You will then head to the first drive. It is the norm to shoot two or three drives before elevenses and then perhaps one or two more before lunch. Some shoots have more drives in the afternoon; some go right through and enjoy a late lunch when the shooting has finished. This depends on the shoot and often the weather.

At the end of the day you will be expected to tip the keeper. Do your research on amounts and always take a bit extra just in case. Although it varies, the normal amount is around £20 to £30 per 100 birds.

You may be offered a brace or two of birds to take home which, if you can, you should gratefully accept and try to use. Game is a wonderful source of protein and actually surprisingly versatile and easy to cook.

country clothing

What to wear shooting

We advise you on what to wear shooting, whether at the clay ground or in the field

driven shooting

The origins of driven shooting

Throughout the UK and Europe, driven shooting has become one of the most popular facets of our sport. According to…

shooter with pheasants

You should accept and try to use any birds you are offered

Some tips
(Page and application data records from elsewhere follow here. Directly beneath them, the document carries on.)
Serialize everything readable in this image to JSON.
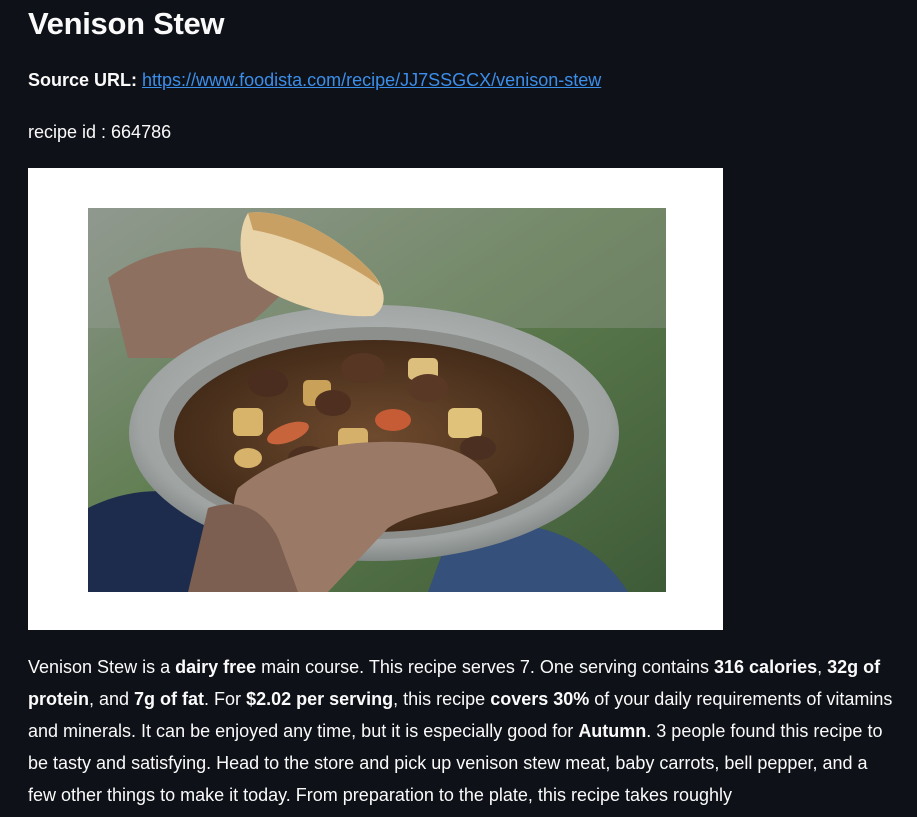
{
  "recipe": {
    "title": "Venison Stew",
    "source_label": "Source URL:",
    "source_url": "https://www.foodista.com/recipe/JJ7SSGCX/venison-stew",
    "recipe_id_text": "recipe id : 664786",
    "image_alt": "Venison Stew"
  },
  "summary": {
    "p1": "Venison Stew is a ",
    "b1": "dairy free",
    "p2": " main course. This recipe serves 7. One serving contains ",
    "b2": "316 calories",
    "p3": ", ",
    "b3": "32g of protein",
    "p4": ", and ",
    "b4": "7g of fat",
    "p5": ". For ",
    "b5": "$2.02 per serving",
    "p6": ", this recipe ",
    "b6": "covers 30%",
    "p7": " of your daily requirements of vitamins and minerals. It can be enjoyed any time, but it is especially good for ",
    "b7": "Autumn",
    "p8": ". 3 people found this recipe to be tasty and satisfying. Head to the store and pick up venison stew meat, baby carrots, bell pepper, and a few other things to make it today. From preparation to the plate, this recipe takes roughly"
  }
}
  1. Make sure you know the location of the shoot and leave plenty of time to get there. Being late is not a good start to the day and is sure to irritate your host and the other Guns.
  2. Prepare your kit and clothes the night before. Ensure you have everything you need; that your clothing fits and is in good condition. The last thing you want in the morning is to realise your breeks are too small or your waistcoat is missing a button. If you have bought new clothing, try it on around the house to make sure it’s comfortable.
  3. When you arrive, introduce yourself. Be confident and friendly, and make conversation with other Guns. You can meet some wonderful, interesting people, and you are guaranteed to have at least one thing in common, a love of the countryside.
  4. Mark your bird and tell a picker-up roughly were it landed. All birds should be retrieved, and it helps the picking-up team if they don’t have to scour the whole field.
  5. Take a mini gun-cleaning kit with you (cloth and silicone-based oil), especially on wet days. Dry your gun after each drive if it’s raining and apply a thin layer of oil to the barrels at the end of the day to prevent rust forming. Don’t at any point leave your gun in a wet slip, as the warm, damp environment will create rust incredibly quickly.
  6. Take a gift for your host, such as a nice bottle of wine or something the whole shoot party can enjoy. This doesn’t have to be expensive; a home-made cake offered up at elevenses is a real treat.
  7. Don’t be self-conscious. While on the peg, none of the other Guns are judging you or your shooting abilities. They are focusing on their own birds.
    If in doubt, don’t shoot. Only take shots you are absolutely certain are safe and that you are comfortable with.